» What to do:
Pick each line containing "value" out of the records.

» Listed records:
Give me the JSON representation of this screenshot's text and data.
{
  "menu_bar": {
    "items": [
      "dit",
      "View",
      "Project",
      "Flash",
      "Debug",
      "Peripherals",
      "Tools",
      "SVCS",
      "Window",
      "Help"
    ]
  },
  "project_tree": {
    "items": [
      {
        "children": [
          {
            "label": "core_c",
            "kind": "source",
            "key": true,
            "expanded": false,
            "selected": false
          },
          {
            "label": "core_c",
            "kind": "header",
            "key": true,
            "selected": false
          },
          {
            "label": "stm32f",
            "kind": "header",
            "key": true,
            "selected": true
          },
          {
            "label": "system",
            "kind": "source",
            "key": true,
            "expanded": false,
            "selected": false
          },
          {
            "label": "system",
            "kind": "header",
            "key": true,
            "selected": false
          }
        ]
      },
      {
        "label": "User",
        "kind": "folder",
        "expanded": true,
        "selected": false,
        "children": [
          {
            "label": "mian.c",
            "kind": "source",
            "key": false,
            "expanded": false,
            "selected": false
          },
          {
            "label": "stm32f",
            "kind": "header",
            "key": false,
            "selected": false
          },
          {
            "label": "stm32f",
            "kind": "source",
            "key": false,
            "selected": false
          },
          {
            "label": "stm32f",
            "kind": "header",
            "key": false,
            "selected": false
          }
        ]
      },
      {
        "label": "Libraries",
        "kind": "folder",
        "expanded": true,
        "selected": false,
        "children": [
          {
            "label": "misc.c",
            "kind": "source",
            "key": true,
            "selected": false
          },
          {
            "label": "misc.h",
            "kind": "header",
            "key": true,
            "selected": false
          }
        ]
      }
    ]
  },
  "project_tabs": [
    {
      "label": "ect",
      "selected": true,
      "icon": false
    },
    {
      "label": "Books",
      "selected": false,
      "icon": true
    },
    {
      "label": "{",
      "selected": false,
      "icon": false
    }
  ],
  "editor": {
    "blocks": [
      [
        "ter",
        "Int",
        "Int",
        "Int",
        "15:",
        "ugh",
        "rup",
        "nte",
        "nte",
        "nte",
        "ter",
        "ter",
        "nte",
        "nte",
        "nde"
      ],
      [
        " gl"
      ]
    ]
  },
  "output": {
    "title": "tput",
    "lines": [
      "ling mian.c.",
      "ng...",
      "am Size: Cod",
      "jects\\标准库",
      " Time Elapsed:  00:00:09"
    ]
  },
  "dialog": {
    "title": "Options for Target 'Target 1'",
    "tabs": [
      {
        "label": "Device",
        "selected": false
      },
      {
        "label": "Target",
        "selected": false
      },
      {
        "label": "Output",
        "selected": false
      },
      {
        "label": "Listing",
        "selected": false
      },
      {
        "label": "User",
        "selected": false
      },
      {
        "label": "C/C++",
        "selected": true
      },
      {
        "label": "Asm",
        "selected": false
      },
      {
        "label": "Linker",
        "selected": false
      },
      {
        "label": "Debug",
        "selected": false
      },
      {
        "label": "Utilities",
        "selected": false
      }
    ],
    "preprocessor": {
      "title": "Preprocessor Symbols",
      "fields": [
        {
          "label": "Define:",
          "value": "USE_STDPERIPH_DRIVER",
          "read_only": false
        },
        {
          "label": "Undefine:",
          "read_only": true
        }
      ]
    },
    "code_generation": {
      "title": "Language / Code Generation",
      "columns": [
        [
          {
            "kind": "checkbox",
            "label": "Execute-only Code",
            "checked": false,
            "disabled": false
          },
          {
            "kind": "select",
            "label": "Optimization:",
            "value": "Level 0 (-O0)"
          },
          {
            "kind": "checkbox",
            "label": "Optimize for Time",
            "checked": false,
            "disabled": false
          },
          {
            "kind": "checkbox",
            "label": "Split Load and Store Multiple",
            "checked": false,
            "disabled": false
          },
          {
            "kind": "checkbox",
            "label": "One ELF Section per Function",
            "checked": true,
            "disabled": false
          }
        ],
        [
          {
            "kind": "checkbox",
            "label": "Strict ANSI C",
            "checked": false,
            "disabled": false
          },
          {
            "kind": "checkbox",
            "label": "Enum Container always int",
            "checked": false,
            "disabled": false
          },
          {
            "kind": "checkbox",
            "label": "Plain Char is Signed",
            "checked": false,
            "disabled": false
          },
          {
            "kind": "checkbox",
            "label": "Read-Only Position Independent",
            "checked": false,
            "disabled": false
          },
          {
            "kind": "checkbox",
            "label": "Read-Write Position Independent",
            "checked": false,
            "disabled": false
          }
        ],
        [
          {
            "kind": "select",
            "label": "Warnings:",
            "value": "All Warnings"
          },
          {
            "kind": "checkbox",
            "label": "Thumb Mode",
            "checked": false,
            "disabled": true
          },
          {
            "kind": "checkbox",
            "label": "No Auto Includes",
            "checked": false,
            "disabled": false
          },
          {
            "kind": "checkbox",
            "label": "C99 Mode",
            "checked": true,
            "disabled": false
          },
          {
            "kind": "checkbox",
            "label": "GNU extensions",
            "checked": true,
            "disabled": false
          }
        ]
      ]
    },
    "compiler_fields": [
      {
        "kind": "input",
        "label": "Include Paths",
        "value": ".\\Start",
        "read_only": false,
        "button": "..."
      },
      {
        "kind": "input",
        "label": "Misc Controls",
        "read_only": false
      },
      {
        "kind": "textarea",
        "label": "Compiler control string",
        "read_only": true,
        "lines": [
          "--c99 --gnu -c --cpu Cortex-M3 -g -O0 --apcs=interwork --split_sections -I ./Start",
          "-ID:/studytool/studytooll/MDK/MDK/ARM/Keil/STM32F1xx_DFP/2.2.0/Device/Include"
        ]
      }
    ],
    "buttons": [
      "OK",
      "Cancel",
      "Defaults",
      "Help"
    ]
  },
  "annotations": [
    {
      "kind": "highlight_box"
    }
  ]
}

» Answer section:
          "value": "USE_STDPERIPH_DRIVER",
            "value": "Level 0 (-O0)"
            "value": "All Warnings"
        "value": ".\\Start",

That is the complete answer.